|Appears in Collections:||Biological and Environmental Sciences Journal Articles|
|Peer Review Status:||Refereed|
|Title:||Temperature sensitivity of soil respiration rates enhanced by microbial community response (Letter)|
Nottingham, Andrew T
|Citation:||Karhu K, Auffret M, Dungait J, Hopkins D, Prosser J, Singh B, Subke J, Wookey P, Agren G, Sebastia M, Gouriveau F, Bergkvist G, Meir P, Nottingham AT, Salinas N & Hartley I (2014) Temperature sensitivity of soil respiration rates enhanced by microbial community response (Letter), Nature, 513 (7516), pp. 81-84.|
|Abstract:||Soils store about four times as much carbon as plant biomass(1), and soil microbial respiration releases about 60 petagrams of carbon per year to the atmosphere as carbon dioxide(2). Short-term experiments have shown that soil microbial respiration increases exponentially with temperature(3). This information has been incorporated into soil carbon and Earth-system models, which suggest that warming-induced increases in carbon dioxide release from soils represent an important positive feedback loop that could influence twenty-first-century climate change(4). The magnitude of this feedback remains uncertain, however, not least because the response of soil microbial communities to changing temperatures has the potential to either decrease(5-7) or increase(8,9) warming-induced carbon losses substantially.
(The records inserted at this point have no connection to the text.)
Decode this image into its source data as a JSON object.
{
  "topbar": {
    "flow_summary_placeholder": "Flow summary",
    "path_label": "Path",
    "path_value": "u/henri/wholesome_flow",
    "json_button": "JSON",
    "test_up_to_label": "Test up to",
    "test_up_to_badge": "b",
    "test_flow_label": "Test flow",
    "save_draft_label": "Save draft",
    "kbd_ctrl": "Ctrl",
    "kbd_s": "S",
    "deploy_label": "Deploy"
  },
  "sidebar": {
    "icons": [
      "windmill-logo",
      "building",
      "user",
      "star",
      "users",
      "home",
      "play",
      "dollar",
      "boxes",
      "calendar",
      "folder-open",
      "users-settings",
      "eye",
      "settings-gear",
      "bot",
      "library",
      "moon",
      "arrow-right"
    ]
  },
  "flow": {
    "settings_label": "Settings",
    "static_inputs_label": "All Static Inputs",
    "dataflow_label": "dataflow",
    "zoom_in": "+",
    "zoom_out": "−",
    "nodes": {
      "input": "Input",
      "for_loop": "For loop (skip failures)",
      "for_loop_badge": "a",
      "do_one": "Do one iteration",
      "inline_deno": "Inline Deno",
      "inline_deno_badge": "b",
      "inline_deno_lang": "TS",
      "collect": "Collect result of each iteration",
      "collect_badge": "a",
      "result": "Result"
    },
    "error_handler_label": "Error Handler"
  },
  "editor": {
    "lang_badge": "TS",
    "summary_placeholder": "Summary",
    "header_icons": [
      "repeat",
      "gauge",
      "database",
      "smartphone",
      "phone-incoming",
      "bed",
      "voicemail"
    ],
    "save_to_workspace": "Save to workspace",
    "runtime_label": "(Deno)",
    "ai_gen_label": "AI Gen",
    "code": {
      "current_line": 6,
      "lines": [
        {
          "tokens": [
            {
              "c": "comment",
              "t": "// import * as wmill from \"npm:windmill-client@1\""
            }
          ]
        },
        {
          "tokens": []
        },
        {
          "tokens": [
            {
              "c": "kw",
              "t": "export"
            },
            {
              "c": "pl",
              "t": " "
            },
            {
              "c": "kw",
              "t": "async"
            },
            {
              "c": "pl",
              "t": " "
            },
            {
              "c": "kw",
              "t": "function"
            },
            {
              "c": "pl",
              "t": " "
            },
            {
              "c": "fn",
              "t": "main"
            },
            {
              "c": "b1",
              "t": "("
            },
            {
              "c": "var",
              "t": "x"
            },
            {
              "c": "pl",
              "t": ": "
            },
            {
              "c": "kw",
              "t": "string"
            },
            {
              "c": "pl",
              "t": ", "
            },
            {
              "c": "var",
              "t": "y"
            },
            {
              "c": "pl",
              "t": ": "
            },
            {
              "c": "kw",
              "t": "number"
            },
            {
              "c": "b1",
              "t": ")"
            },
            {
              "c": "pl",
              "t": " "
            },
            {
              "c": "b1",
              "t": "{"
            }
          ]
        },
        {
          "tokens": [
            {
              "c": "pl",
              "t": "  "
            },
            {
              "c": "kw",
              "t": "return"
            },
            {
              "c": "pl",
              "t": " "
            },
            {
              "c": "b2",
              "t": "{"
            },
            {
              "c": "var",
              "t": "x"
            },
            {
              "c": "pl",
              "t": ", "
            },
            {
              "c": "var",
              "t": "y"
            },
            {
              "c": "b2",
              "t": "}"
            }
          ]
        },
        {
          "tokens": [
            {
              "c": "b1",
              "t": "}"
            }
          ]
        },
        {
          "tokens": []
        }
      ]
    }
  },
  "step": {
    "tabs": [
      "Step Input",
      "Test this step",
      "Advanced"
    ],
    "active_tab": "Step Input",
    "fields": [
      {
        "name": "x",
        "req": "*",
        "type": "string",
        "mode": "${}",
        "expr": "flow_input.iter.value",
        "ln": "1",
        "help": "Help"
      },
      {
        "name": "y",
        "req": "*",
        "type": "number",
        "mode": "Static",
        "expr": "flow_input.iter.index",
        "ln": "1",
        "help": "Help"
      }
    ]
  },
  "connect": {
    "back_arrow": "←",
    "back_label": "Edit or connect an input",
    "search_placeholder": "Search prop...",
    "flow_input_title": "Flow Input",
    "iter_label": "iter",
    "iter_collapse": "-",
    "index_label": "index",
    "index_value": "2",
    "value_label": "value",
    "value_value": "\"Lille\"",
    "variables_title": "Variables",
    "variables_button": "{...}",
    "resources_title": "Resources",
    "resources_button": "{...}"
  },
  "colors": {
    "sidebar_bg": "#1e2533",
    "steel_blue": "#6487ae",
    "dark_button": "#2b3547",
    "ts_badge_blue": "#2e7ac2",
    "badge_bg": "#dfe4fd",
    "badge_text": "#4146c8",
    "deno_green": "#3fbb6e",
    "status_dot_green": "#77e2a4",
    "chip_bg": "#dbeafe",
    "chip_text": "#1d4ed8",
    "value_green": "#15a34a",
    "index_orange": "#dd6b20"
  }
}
Here we collect soils from different ecosystems along a climate gradient from the Arctic to the Amazon and investigate how microbial community-level responses control the temperature sensitivity of soil respiration. We find that the microbial community-level response more often enhances than reduces the mid-to long-term (90 days) temperature sensitivity of respiration. Furthermore, the strongest enhancing responses were observed in soils with high carbon-to-nitrogen ratios and in soils from cold climatic regions. After 90 days, microbial community responses increased the temperature sensitivity of respiration in high-latitude soils by a factor of 1.4 compared to the instantaneous temperature response. This suggests that the substantial carbon stores in Arctic and boreal soils could be more vulnerable to climate warming than currently predicted.|
|Rights:||The publisher does not allow this work to be made publicly available in this Repository. Please use the Request a Copy feature at the foot of the Repository record to request a copy directly from the author. You can only request a copy if you wish to use this work for your own research or private study.|
|nature13604.pdf||5.45 MB||Adobe PDF||Under Embargo until 31/12/2999 Request a copy|
Note: If any of the files in this item are currently embargoed, you can request a copy directly from the author by clicking the padlock icon above. However, this facility is dependant on the depositor still being contactable at their original email address.
This item is protected by original copyright
Items in the Repository are protected by copyright, with all rights reserved, unless otherwise indicated.
If you believe that any material held in STORRE infringes copyright, please contact email@example.com providing details and we will remove the Work from public display in STORRE and investigate your claim.